People all over the world were
heartbroken to hear of Nancy Garden’s death in June. The Golden
Crown Literary Society (GCLS) was only weeks from presenting her an
award for her beloved 1982 novel Annie On My Mind. Thousands
upon thousands of kids worldwide found understanding of themselves or
others by reading the classic young adult romance between two teenage
girls. Annie made a difference in adult lives too. I fell in love
with the book in my forties; what a comfort it would have been to
read it at age 15!
Nancy grew up in New England and New
York. She worked in publishing and wrote ten books before Annie,
thirty-five in all. Her lifelong partner, Sandra Scott, survives her.
Nancy has been honored by numerous awards. According to her website,
Annie On My Mind was banned by the Kansas City school system
in 1993 and burned in demonstrations. Courageous students brought a
First Amendment lawsuit in 1995 and won two years later.

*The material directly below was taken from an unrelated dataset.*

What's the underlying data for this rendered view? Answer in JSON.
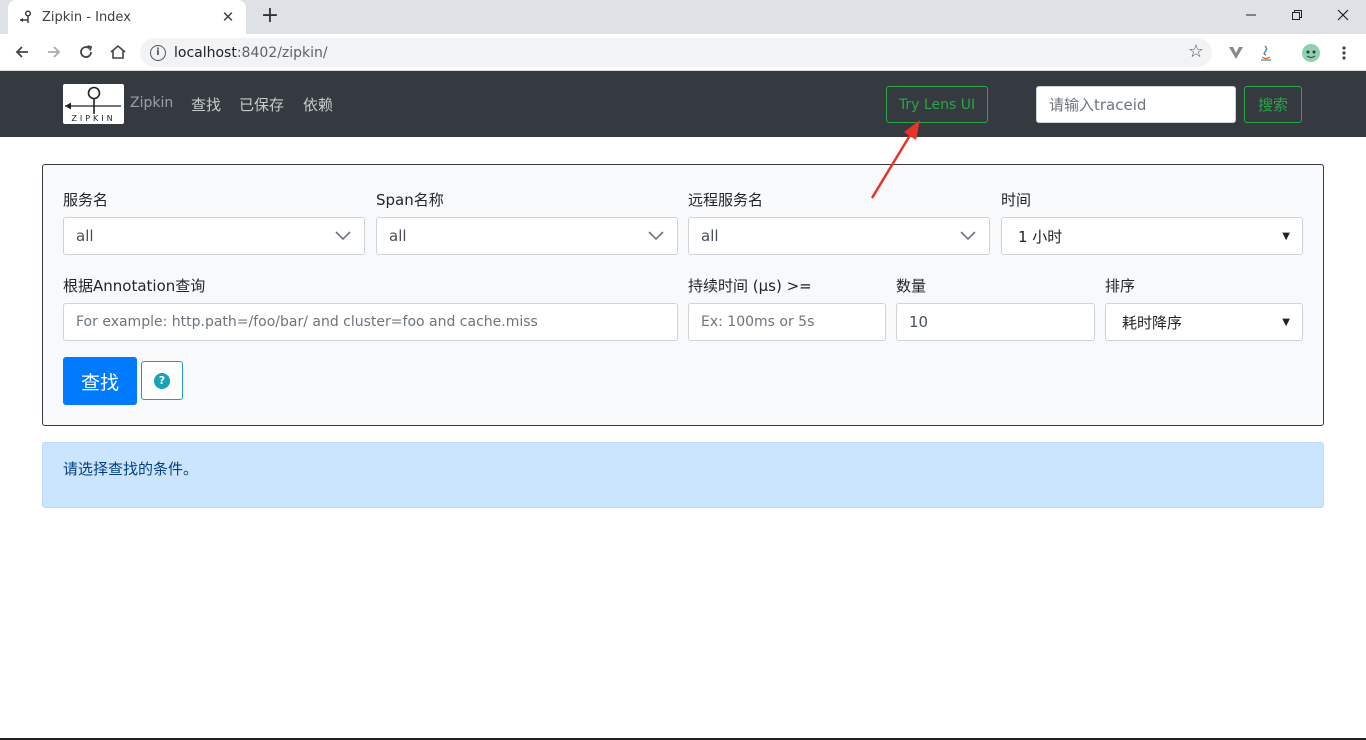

Not to be
deterred, Nancy began yet another career and became an avid speaker
on First Amendment rights.
Members of GCLS were slightly comforted
that she knew ahead of time about her award and her work continues to
be celebrated, and by lesbians. In her speech of thanks, she wrote
about the impact on her of Radclyffe Hall’s 1928 novel The Well of
Loneliness. She said, “[ The Well ] ends with an impassioned plea
for justice and understanding. That plea made me vow, at 16 or so, to
write a book one day for and about my people that told the truth
about who we are –and ended happily.”
That was my early story too; I found
the same ambition and inspiration from Hall’s book. I had the
opportunity to work with Nancy’s GCLS acceptance speech, inserting
her handwritten edits. There is no way to express how moved I was to
be trusted with the task, to handle her words. What an incredible
honor, experience and sad pleasure.
There were no Nancy Garden books when I
was 16, but “Annie” has been around for other lesbians for 30
plus years. I wondered what readers might say about the book today
and thought I’d let them speak for themselves here. Their Twitter
comments over the past few years attest to the amazing longevity and
power of Nancy Garden’s enchanting and enlighten storytelling.
>This is so dumb but i found a copy
of Annie On My Mind at the library in seventh grade and was
horrifascinated by the cover & stole it.
>I see why this book has been so
frequently challenged & I adore it all the more!
>Did you discover Annie On My
Mind as a teen at the public library, like me? Were you scared to
check it out, but did anyway?
>the reaction of Liza's friends, of
her family, or her teachers, of her school to the character being gay
...Garden made it so real, and I couldn't help but cry at how unjust
it was. Because even though this is a piece of fiction, it has
actually happened to so many people. It was awful, but Garden
captured that cruelty and misjudgment perfectly.
>Author Katherine Applegate, winner
of the Newbery Medal: "Free to a Good Mind": Left banned
book Annie On My Mind in an airport luggage cart.
>Annie on my Mind was the
second LGBTQ book I read & hid under my mattress.
>Author Karin Kallmaker: It's World
Book Day! I recommend a banned book - read something dangerous! Annie
on My Mind by Nancy Garden comes to mind. Lots of really
narrow-minded people have tried for decades to make sure you can't
read it. Screw 'em! Read it!
>I so loved selling Annie on My
Mind when I worked at a bookstore.
>Nancy Garden's Annie On My Mind
is One of the Most Important #LGBT Teen Novels Ever Written.
>I read tht buk wn I ws 12- It gave
a realty to something I was feeln.
>Author Lesléa Newman tweeted:
Paying homage to Nancy Garden by re-reading Annie On My Mind.
It's so good! No wonder it's a classic.
>Went to check-out Annie on my
Mind in celebration of a long lived life. All 3 copies were out
and I'm 7th hold. Love it!
>Writer Robin Talley tweeted: Annie
on My Mind, the groundbreaking YA lesbian romance novel published
in 1982 that made it possible for me to write the books I do.
>annie on my mind é tão
Last, a reader tweeted: Annie on My
Mind saved a part of my soul.
Thank you, Nancy Garden.
[Editor's Note: Lee Lynch is the author
of over 13 books. Her latest, Rafferty
Street, concludes her epic
Morton River Valley trilogy. You can reach Lynch at
Copyright 2014 Lee Lynch.